--- Exercise prompt ---
In full and exactly, reproduce the entries below, but omit the pictures.

--- Source records ---
::::::::::

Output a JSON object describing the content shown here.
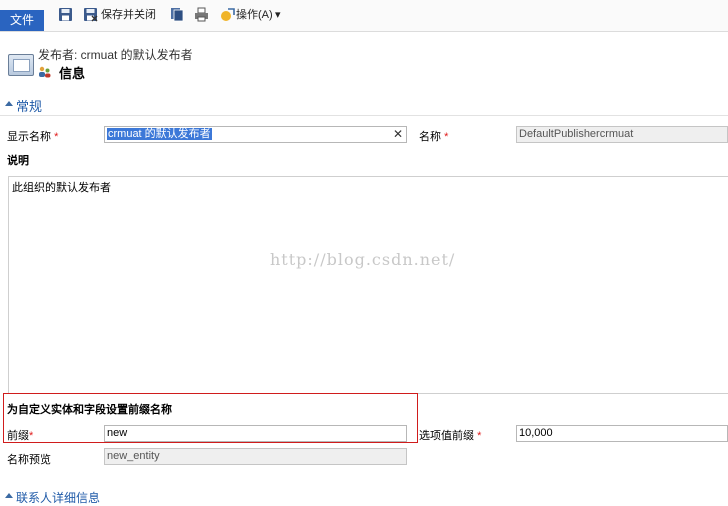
{
  "ribbon": {
    "file_label": "文件",
    "save_and_close_label": "保存并关闭",
    "actions_label": "操作(A)",
    "actions_arrow": "▾"
  },
  "header": {
    "subtitle": "发布者: crmuat 的默认发布者",
    "title": "信息"
  },
  "section": {
    "title": "常规"
  },
  "form": {
    "display_name_label": "显示名称",
    "display_name_value": "crmuat 的默认发布者",
    "name_label": "名称",
    "name_value": "DefaultPublishercrmuat",
    "description_label": "说明",
    "description_value": "此组织的默认发布者",
    "prefix_group_title": "为自定义实体和字段设置前缀名称",
    "prefix_label": "前缀",
    "prefix_value": "new",
    "option_prefix_label": "选项值前缀",
    "option_prefix_value": "10,000",
    "name_preview_label": "名称预览",
    "name_preview_value": "new_entity",
    "required_mark": "*",
    "clear_glyph": "✕"
  },
  "footer": {
    "next_section_title": "联系人详细信息"
  },
  "watermark": "http://blog.csdn.net/",
  "colors": {
    "accent": "#2a64c0",
    "section_title": "#1f5aa8",
    "required": "#e01b1b",
    "highlight_box": "#d01c1c"
  }
}
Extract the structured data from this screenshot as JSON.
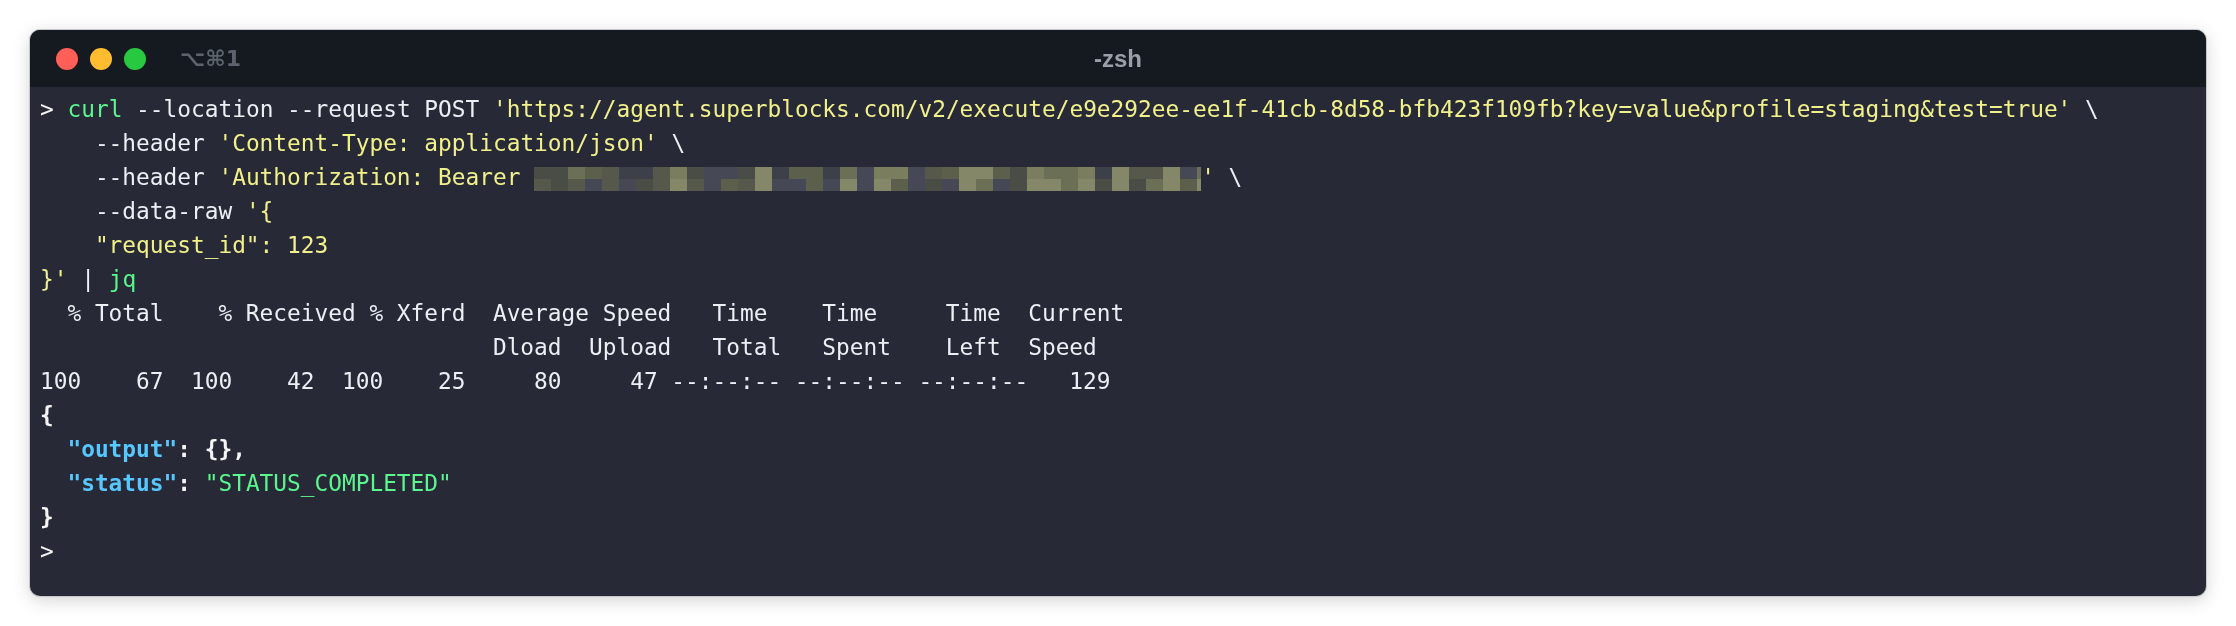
{
  "window": {
    "title": "-zsh",
    "shortcut": "⌥⌘1",
    "controls": [
      {
        "color": "#ff5f57"
      },
      {
        "color": "#febc2e"
      },
      {
        "color": "#28c840"
      }
    ]
  },
  "lines": [
    {
      "segments": [
        {
          "kind": "prompt",
          "text": ">"
        },
        {
          "kind": "command",
          "text": "curl"
        },
        {
          "kind": "plain",
          "text": "--location --request POST"
        },
        {
          "kind": "string",
          "text": "'https://agent.superblocks.com/v2/execute/e9e292ee-ee1f-41cb-8d58-bfb423f109fb?key=value&profile=staging&test=true'"
        },
        {
          "kind": "plain",
          "text": "\\"
        }
      ]
    },
    {
      "segments": [
        {
          "kind": "plain",
          "text": "    --header"
        },
        {
          "kind": "string",
          "text": "'Content-Type: application/json'"
        },
        {
          "kind": "plain",
          "text": "\\"
        }
      ]
    },
    {
      "segments": [
        {
          "kind": "plain",
          "text": "    --header"
        },
        {
          "kind": "string",
          "text": "'Authorization: Bearer"
        },
        {
          "kind": "redacted"
        },
        {
          "kind": "string_end",
          "text": "'"
        },
        {
          "kind": "plain",
          "text": "\\"
        }
      ]
    },
    {
      "segments": [
        {
          "kind": "plain",
          "text": "    --data-raw"
        },
        {
          "kind": "string",
          "text": "'{"
        }
      ]
    },
    {
      "segments": [
        {
          "kind": "string",
          "text": "    \"request_id\": 123"
        }
      ]
    },
    {
      "segments": [
        {
          "kind": "string_end",
          "text": "}'"
        },
        {
          "kind": "plain",
          "text": "|"
        },
        {
          "kind": "command",
          "text": "jq"
        }
      ]
    },
    {
      "segments": [
        {
          "kind": "plain",
          "text": "  % Total    % Received % Xferd  Average Speed   Time    Time     Time  Current"
        }
      ]
    },
    {
      "segments": [
        {
          "kind": "plain",
          "text": "                                 Dload  Upload   Total   Spent    Left  Speed"
        }
      ]
    },
    {
      "segments": [
        {
          "kind": "plain",
          "text": "100    67  100    42  100    25     80     47 --:--:-- --:--:-- --:--:--   129"
        }
      ]
    },
    {
      "segments": [
        {
          "kind": "bold",
          "text": "{"
        }
      ]
    },
    {
      "segments": [
        {
          "kind": "key",
          "text": "  \"output\""
        },
        {
          "kind": "bold_tight",
          "text": ": {},"
        }
      ]
    },
    {
      "segments": [
        {
          "kind": "key",
          "text": "  \"status\""
        },
        {
          "kind": "bold_tight",
          "text": ":"
        },
        {
          "kind": "value",
          "text": "\"STATUS_COMPLETED\""
        }
      ]
    },
    {
      "segments": [
        {
          "kind": "bold",
          "text": "}"
        }
      ]
    },
    {
      "segments": [
        {
          "kind": "prompt",
          "text": ">"
        }
      ]
    }
  ]
}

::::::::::

--- Reply ---
Output a JSON object describing the content shown here.
{
  "ribbon": {
    "file_label": "文件",
    "save_and_close_label": "保存并关闭",
    "actions_label": "操作(A)",
    "actions_arrow": "▾"
  },
  "header": {
    "subtitle": "发布者: crmuat 的默认发布者",
    "title": "信息"
  },
  "section": {
    "title": "常规"
  },
  "form": {
    "display_name_label": "显示名称",
    "display_name_value": "crmuat 的默认发布者",
    "name_label": "名称",
    "name_value": "DefaultPublishercrmuat",
    "description_label": "说明",
    "description_value": "此组织的默认发布者",
    "prefix_group_title": "为自定义实体和字段设置前缀名称",
    "prefix_label": "前缀",
    "prefix_value": "new",
    "option_prefix_label": "选项值前缀",
    "option_prefix_value": "10,000",
    "name_preview_label": "名称预览",
    "name_preview_value": "new_entity",
    "required_mark": "*",
    "clear_glyph": "✕"
  },
  "footer": {
    "next_section_title": "联系人详细信息"
  },
  "watermark": "http://blog.csdn.net/",
  "colors": {
    "accent": "#2a64c0",
    "section_title": "#1f5aa8",
    "required": "#e01b1b",
    "highlight_box": "#d01c1c"
  }
}
Extract the structured data from this screenshot as JSON.
{
  "window": {
    "title": "-zsh",
    "shortcut": "⌥⌘1",
    "controls": [
      {
        "color": "#ff5f57"
      },
      {
        "color": "#febc2e"
      },
      {
        "color": "#28c840"
      }
    ]
  },
  "lines": [
    {
      "segments": [
        {
          "kind": "prompt",
          "text": ">"
        },
        {
          "kind": "command",
          "text": "curl"
        },
        {
          "kind": "plain",
          "text": "--location --request POST"
        },
        {
          "kind": "string",
          "text": "'https://agent.superblocks.com/v2/execute/e9e292ee-ee1f-41cb-8d58-bfb423f109fb?key=value&profile=staging&test=true'"
        },
        {
          "kind": "plain",
          "text": "\\"
        }
      ]
    },
    {
      "segments": [
        {
          "kind": "plain",
          "text": "    --header"
        },
        {
          "kind": "string",
          "text": "'Content-Type: application/json'"
        },
        {
          "kind": "plain",
          "text": "\\"
        }
      ]
    },
    {
      "segments": [
        {
          "kind": "plain",
          "text": "    --header"
        },
        {
          "kind": "string",
          "text": "'Authorization: Bearer"
        },
        {
          "kind": "redacted"
        },
        {
          "kind": "string_end",
          "text": "'"
        },
        {
          "kind": "plain",
          "text": "\\"
        }
      ]
    },
    {
      "segments": [
        {
          "kind": "plain",
          "text": "    --data-raw"
        },
        {
          "kind": "string",
          "text": "'{"
        }
      ]
    },
    {
      "segments": [
        {
          "kind": "string",
          "text": "    \"request_id\": 123"
        }
      ]
    },
    {
      "segments": [
        {
          "kind": "string_end",
          "text": "}'"
        },
        {
          "kind": "plain",
          "text": "|"
        },
        {
          "kind": "command",
          "text": "jq"
        }
      ]
    },
    {
      "segments": [
        {
          "kind": "plain",
          "text": "  % Total    % Received % Xferd  Average Speed   Time    Time     Time  Current"
        }
      ]
    },
    {
      "segments": [
        {
          "kind": "plain",
          "text": "                                 Dload  Upload   Total   Spent    Left  Speed"
        }
      ]
    },
    {
      "segments": [
        {
          "kind": "plain",
          "text": "100    67  100    42  100    25     80     47 --:--:-- --:--:-- --:--:--   129"
        }
      ]
    },
    {
      "segments": [
        {
          "kind": "bold",
          "text": "{"
        }
      ]
    },
    {
      "segments": [
        {
          "kind": "key",
          "text": "  \"output\""
        },
        {
          "kind": "bold_tight",
          "text": ": {},"
        }
      ]
    },
    {
      "segments": [
        {
          "kind": "key",
          "text": "  \"status\""
        },
        {
          "kind": "bold_tight",
          "text": ":"
        },
        {
          "kind": "value",
          "text": "\"STATUS_COMPLETED\""
        }
      ]
    },
    {
      "segments": [
        {
          "kind": "bold",
          "text": "}"
        }
      ]
    },
    {
      "segments": [
        {
          "kind": "prompt",
          "text": ">"
        }
      ]
    }
  ]
}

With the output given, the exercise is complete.